▶ [Task prompt] In how many lines of the records below does the word "icon" appear? Reply with the number only.

═══ Data supplied ═══

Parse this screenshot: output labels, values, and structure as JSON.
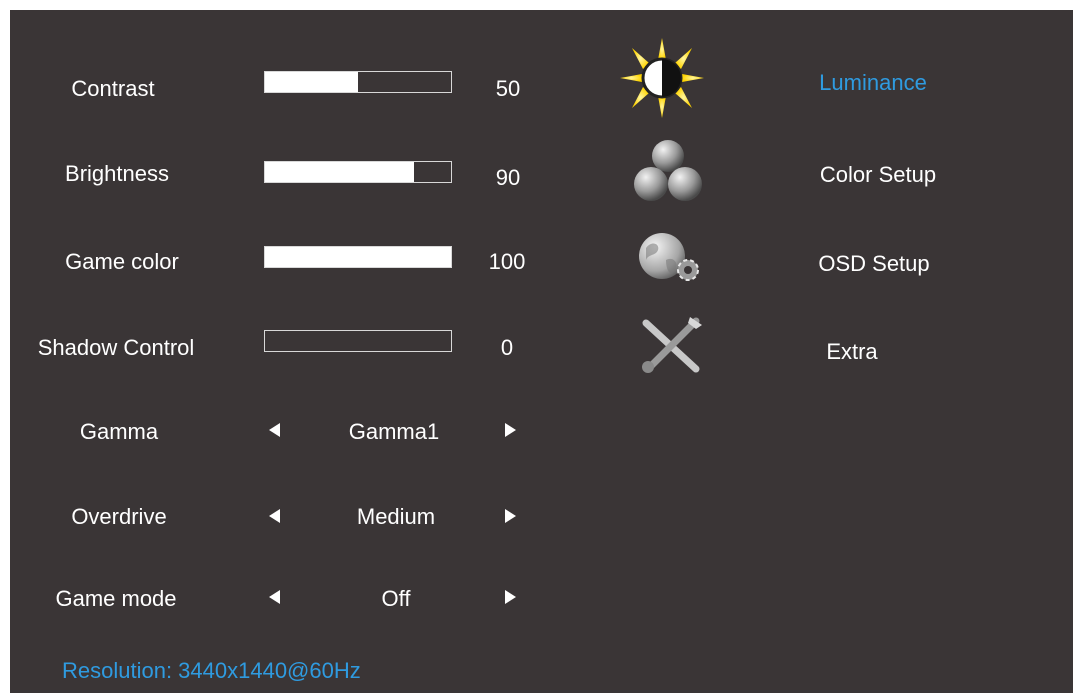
{
  "settings": {
    "contrast": {
      "label": "Contrast",
      "value": "50",
      "level": 0.5
    },
    "brightness": {
      "label": "Brightness",
      "value": "90",
      "level": 0.8
    },
    "game_color": {
      "label": "Game color",
      "value": "100",
      "level": 1.0
    },
    "shadow_control": {
      "label": "Shadow Control",
      "value": "0",
      "level": 0.0
    },
    "gamma": {
      "label": "Gamma",
      "value": "Gamma1"
    },
    "overdrive": {
      "label": "Overdrive",
      "value": "Medium"
    },
    "game_mode": {
      "label": "Game mode",
      "value": "Off"
    }
  },
  "menu": {
    "items": [
      {
        "label": "Luminance",
        "icon": "sun-icon",
        "active": true
      },
      {
        "label": "Color Setup",
        "icon": "color-spheres-icon",
        "active": false
      },
      {
        "label": "OSD Setup",
        "icon": "globe-gear-icon",
        "active": false
      },
      {
        "label": "Extra",
        "icon": "tools-icon",
        "active": false
      }
    ]
  },
  "status": {
    "resolution": "Resolution: 3440x1440@60Hz"
  },
  "colors": {
    "background": "#3a3536",
    "accent": "#2f9be0",
    "text": "#ffffff",
    "sun": "#ffd400"
  }
}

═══

▶ [Written response] 4